sandy island in mouth of Hudson River, said to have been called "Gull Island" by local Indians and "Oyster Island" by the Dutch, renamed "Gull Island" after the British took over, then "Gibbet Island" because pirates were hanged there. Sold to Samuel Ellis in 1785, who made it a picnic spot and gave it his name. Sold by his heirs in 1808 to New York State and acquired that year by the U.S. War Department for coastal defenses. Vacant after the American Civil War until the government opened an immigration station there in 1892 to replace Castle Island.
An island in the harbor of New York City.
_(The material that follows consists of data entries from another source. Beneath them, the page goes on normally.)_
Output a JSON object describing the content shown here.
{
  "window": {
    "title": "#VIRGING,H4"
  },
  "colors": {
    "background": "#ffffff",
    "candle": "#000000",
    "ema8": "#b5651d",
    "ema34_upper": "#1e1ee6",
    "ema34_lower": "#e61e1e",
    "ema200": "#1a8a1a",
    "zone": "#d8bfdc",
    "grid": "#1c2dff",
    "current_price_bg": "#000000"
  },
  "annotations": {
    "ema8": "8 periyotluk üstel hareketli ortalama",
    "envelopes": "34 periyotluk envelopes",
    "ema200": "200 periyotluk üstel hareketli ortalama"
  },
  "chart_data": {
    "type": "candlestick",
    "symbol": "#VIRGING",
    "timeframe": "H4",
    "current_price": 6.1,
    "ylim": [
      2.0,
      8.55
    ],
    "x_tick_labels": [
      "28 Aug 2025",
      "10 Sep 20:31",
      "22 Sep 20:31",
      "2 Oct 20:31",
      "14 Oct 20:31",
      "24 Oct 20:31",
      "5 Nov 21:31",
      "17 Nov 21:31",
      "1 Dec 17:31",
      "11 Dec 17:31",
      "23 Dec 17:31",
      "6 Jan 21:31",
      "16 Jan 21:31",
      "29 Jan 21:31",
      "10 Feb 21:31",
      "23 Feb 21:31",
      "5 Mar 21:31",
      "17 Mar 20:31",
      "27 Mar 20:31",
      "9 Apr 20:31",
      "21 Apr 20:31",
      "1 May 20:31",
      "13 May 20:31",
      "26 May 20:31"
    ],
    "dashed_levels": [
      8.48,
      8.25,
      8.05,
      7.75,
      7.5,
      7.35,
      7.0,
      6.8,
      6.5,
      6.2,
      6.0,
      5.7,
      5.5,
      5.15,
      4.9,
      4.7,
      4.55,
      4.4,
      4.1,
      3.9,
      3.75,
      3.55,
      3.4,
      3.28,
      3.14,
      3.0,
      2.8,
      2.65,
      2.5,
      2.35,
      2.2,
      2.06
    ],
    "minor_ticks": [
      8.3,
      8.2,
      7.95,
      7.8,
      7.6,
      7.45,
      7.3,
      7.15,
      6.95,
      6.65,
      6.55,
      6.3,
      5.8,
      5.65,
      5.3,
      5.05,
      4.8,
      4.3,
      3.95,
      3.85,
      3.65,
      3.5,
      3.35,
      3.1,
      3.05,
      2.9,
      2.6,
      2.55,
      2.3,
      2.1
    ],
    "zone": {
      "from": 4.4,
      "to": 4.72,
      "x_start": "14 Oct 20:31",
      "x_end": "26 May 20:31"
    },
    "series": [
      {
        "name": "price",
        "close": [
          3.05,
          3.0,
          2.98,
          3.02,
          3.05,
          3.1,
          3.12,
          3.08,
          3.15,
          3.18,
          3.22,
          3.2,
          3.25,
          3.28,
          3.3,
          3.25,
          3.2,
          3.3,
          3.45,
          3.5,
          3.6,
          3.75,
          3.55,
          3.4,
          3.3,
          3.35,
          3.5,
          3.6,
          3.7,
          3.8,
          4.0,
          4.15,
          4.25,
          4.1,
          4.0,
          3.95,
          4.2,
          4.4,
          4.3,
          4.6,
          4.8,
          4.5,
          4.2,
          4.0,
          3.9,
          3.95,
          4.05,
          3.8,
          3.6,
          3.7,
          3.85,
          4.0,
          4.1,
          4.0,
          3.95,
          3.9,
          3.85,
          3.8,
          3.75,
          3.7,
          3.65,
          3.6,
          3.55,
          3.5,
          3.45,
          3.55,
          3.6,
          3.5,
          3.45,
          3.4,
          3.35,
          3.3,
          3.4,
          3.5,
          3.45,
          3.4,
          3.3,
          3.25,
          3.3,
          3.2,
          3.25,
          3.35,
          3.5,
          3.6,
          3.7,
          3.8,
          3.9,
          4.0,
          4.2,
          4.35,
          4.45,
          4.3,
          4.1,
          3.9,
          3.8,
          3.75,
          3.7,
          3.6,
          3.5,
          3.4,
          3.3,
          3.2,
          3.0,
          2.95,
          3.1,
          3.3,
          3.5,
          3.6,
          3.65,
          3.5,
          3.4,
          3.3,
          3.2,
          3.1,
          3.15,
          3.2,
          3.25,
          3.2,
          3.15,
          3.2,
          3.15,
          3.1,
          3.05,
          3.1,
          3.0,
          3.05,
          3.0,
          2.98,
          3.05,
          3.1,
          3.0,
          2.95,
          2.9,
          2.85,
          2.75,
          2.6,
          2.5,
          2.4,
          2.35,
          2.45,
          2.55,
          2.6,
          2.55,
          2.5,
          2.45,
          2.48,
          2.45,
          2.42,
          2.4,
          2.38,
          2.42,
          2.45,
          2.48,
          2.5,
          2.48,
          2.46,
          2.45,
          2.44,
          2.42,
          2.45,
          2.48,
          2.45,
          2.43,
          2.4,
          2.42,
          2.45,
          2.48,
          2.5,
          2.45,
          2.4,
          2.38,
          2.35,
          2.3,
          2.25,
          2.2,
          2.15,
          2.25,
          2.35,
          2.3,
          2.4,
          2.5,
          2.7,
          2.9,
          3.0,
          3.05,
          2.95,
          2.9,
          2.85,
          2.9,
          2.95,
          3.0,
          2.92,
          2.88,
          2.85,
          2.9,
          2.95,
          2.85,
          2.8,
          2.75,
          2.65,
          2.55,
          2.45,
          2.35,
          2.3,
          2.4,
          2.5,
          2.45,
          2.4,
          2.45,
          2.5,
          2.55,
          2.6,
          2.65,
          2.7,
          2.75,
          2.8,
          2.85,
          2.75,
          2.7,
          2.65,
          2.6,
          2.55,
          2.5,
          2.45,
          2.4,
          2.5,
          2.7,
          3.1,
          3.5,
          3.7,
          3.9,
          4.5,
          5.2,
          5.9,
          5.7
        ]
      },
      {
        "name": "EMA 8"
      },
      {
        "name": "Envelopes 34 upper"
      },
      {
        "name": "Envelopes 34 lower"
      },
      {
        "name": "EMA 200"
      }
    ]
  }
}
The chief immigration station of the United States was on Ellis Island from 1892 to 1943, a time when millions of people, especially from Europe, came to the United States.
Note: Ellis Island lies near the Statue of Liberty, which made an impressive sight for people approaching the United States for the first time.
Note: 1990 marked the opening of the Ellis Island Immigration Museum.